Chocolate is known as the “food of the gods,” and for most of its history chocolate was a drink prepared by inhabitants of Central America rather than the solid treat we know today. The long history of chocolate really started with the Mayans, who used cacao beans as currency and in religious rituals. They also created xocoatl, a chocolate drink made from roasted and ground cacao seeds mixed with chilies, water and cornmeal.
Centuries later, in 1502, inhabitants of Honduras offered a gift of cacao beans to Spanish conquistador, Christopher Columbus. When Hernando Cortés arrived in Mexico in 1519, he expected to find gold but was offered cacao beans by the Aztecs. In 1528, Cortés imported chocolate to Europe, where it was used as a medicine.
Chocolate in the World
The flavor and nuances of chocolate depend on the quality and origin of the cocoa beans used to make it. The best chocolate beans come from Venezuela, Brazil, the Ivory Coast, Madagascar, Central America and the Caribbean.
Craft bean-to-bar chocolate is made from scratch with a focus on quality. Starting with the way cacao beans are harvested (carefully, by hand, and using a machete) and ending by wrapping to retain freshness, the craft bean-to-bar process places a strong emphasis on sourcing transparency and the flavor of the cacao beans. This is the type of chocolate Cococlectic features in the monthly subscription and virtual chocolate tastings.
French chocolates are known as some of the best in the world because the French government prohibits the use of any vegetable or animal fat in French chocolate. French chocolates must contain at least 43 percent cocoa liquor and a minimum of 26 percent pure cocoa butter.

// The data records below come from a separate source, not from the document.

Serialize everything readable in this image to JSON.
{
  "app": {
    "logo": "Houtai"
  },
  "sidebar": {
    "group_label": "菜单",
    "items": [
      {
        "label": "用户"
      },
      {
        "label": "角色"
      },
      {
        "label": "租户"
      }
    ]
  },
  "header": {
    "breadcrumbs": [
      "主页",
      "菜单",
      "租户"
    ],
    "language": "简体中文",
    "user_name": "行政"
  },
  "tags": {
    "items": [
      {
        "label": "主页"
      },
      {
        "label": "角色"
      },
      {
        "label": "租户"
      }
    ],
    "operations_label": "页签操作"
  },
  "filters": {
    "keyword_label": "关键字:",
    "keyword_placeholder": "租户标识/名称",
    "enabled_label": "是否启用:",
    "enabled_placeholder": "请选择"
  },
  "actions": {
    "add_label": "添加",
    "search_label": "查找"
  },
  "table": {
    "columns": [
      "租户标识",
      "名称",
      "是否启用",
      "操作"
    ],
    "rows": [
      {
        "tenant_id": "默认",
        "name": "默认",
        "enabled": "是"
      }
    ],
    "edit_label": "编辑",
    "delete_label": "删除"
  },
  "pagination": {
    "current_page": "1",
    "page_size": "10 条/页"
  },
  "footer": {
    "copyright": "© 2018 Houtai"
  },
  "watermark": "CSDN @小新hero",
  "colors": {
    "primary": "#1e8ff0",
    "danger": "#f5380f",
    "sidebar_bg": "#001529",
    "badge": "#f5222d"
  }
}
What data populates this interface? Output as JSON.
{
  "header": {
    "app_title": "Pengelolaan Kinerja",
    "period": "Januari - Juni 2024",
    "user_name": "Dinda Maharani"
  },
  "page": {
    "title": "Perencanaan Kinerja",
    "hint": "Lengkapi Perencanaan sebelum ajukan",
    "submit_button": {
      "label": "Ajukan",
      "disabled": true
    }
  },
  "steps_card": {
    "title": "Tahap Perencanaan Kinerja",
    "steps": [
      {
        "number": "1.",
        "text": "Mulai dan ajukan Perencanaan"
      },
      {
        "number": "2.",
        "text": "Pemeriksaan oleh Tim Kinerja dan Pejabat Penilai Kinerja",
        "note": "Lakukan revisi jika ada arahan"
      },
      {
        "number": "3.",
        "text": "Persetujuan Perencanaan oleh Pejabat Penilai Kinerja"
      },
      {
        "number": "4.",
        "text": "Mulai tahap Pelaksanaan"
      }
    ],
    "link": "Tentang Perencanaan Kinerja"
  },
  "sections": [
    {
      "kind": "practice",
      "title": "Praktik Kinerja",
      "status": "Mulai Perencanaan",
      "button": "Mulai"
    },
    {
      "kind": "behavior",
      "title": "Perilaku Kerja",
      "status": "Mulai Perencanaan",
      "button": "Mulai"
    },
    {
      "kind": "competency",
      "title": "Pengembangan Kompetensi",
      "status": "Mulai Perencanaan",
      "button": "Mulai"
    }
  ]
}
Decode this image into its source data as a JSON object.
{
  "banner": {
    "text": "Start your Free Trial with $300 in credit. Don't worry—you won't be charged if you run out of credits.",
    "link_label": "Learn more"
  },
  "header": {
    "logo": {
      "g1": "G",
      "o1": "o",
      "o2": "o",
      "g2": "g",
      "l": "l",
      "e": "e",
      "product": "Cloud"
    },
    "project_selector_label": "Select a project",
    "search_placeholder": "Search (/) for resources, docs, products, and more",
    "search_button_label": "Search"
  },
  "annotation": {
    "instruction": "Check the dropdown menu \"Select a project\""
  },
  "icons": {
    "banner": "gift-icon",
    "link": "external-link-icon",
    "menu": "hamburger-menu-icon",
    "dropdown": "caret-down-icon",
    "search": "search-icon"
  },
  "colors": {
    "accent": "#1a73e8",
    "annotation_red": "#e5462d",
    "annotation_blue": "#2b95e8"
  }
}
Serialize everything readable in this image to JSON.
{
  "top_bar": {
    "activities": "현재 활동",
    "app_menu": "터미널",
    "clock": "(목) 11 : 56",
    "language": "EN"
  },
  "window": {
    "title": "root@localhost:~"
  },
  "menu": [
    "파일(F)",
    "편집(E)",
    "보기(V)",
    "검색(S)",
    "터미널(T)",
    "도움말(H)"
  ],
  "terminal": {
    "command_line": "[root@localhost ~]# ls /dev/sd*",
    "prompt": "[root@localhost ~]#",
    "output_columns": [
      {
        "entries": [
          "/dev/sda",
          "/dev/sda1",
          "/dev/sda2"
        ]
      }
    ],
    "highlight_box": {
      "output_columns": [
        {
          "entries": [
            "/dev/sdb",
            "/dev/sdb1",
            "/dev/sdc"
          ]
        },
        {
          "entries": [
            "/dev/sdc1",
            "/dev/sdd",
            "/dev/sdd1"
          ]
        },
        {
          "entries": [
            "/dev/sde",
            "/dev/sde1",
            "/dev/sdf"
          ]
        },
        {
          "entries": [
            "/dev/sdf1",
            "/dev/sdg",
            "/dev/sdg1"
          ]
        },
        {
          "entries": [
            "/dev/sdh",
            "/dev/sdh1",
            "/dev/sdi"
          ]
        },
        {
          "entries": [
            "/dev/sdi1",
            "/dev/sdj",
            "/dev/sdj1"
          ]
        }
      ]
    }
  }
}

One of the most popular modern chocolates is Ferrero Rocher, which was introduced to Europe in 1982 by the Italian chocolatier. These world-famous chocolates consist of whole roasted hazelnuts surrounded by a thin wafer shell, covered in milk chocolate, and topped with chopped hazelnuts.
The Chocolate World Today
Ruby chocolate, a pink chocolate developed by Barry Callebaut, hit the market in 2018. This whole fruit chocolate uses 100 percent of the cacao bean, which is a valuable selling point when promoting to Millennials and Centennials who are interested in sustainability and protecting the environment.
The National Confectioners Association (NCA) reported that 92 percent of consumers purchased chocolate between March 15 and September 6, 2020, due to the COVID-19 pandemic. The US chocolate market is expected to continue growing and to exceed $20 billion by 2025.
At Cococlectic, we feature a different American small-batch bean-to-bar chocolate maker each month. These craft chocolate makers produce chocolate from scratch using only three main ingredients: cacao beans, sugar and cocoa butter. The chocolates at Cococlectic are vegan, non-GMO, fair-trade and ethically sourced. They do not contain any soy, gluten, dairy or nut, but they may be produced in a facility that handles these ingredients.
Sign up for our chocolate-of-the-month subscription club and join us for a free virtual chocolate tasting with our featured chocolate maker of the month.